Children with severe adenoviral pneumonia have a high mortality rate and a long recovery period, and their mortality rate can be up to 10% [22]. Of the 285 cases, 2 children died (7.02%), one was severely infected with hemophagocytic syndrome and pulmonary hemorrhage, and the other was with ARDS. Severe adenoviral pneumonia is easily associated with impaired multiorgan function. Severe intrapulmonary lesions, ARDS, and severe coagulation abnormalities are mostly the direct causes of death in children [23], which is consistent with the 2 children who died in this study. Unfortunately, 14%-16% of the recovered patients may have sequelae of different degrees [24]; occlusive bronchitis and bronchiectasis are the most common complications in children with severe adenoviral pneumonia. Some severe adenoviral pneumonia cases may still hear wheezing in the lungs during recovery, accompanied by varying degrees of wheezing [25]. Therefore, treatment to improve small airway ventilation is still needed in the adenoviral pneumonia recovery period to improve the long-term prognosis of children as much as possible.
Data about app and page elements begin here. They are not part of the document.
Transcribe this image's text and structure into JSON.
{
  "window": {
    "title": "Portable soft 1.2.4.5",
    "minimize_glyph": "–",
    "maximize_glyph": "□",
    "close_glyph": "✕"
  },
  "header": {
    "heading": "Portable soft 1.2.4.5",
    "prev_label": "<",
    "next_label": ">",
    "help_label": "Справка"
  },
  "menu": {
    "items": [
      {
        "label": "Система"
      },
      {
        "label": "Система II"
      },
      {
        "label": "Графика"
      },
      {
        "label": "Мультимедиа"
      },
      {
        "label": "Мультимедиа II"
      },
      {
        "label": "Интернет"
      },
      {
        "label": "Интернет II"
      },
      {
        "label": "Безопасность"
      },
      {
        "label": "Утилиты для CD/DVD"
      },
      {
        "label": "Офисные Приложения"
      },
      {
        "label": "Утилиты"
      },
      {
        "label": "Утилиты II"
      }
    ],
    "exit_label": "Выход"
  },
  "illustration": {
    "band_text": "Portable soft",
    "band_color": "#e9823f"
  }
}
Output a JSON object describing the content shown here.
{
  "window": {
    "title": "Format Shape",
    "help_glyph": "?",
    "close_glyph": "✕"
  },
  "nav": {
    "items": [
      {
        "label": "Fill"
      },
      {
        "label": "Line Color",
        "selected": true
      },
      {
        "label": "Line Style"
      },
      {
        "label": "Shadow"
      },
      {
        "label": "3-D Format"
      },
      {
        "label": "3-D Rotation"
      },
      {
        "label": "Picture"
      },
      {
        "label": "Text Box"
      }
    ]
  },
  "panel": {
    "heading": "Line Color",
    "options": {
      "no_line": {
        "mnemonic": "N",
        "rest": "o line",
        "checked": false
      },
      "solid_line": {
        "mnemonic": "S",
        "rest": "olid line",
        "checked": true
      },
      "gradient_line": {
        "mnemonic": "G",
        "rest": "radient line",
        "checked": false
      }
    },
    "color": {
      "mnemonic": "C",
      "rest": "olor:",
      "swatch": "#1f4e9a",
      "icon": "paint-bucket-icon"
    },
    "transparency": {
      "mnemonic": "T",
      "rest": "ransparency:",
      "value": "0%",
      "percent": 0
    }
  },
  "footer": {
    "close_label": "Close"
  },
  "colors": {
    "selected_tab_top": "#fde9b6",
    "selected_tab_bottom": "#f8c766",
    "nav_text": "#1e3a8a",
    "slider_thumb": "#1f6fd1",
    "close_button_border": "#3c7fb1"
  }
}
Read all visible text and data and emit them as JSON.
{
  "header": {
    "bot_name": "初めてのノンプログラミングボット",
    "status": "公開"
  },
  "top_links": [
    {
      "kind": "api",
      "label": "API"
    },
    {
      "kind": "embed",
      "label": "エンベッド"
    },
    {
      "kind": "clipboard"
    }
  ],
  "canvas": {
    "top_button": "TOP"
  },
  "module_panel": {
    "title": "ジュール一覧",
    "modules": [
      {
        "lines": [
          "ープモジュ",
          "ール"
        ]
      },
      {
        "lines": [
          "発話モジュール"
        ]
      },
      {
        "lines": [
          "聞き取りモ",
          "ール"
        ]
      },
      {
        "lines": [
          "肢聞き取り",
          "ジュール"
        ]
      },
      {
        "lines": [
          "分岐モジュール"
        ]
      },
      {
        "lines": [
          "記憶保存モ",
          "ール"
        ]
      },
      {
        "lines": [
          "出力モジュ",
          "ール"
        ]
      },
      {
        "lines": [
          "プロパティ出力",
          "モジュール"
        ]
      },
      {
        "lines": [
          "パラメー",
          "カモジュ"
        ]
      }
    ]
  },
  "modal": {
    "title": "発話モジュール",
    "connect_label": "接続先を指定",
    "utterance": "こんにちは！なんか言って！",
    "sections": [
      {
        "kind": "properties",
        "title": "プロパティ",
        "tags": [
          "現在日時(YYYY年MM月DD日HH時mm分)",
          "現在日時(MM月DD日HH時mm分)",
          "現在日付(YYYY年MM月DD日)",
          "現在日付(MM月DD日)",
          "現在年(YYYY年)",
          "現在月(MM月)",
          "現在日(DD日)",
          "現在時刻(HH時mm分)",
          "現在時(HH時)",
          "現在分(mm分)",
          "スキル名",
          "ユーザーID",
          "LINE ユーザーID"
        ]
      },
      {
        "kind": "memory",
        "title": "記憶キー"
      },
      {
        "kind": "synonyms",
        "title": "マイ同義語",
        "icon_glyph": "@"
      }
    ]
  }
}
5. Conclusions

The conducted research clearly shows that children with adenoviral pneumonia were usually under 2 years old. Severe clinical manifestations and many complications are positively related to the severity of the disease. AST, LDH-L, PCT, ferritin, and D-dimer levels have important clinical implications for assessing disease severity. If the accurate assessment of the severity of the disease is evaluated sooner and if the treatment is performed in time, the child will be treated better.

Data Availability

All data generated or analyzed during this study are included in this article. All data and materials are presented in Material and Methods and Results as shown in figures and tables.

Conflicts of Interest

The authors declare that they have no conflicts of interest.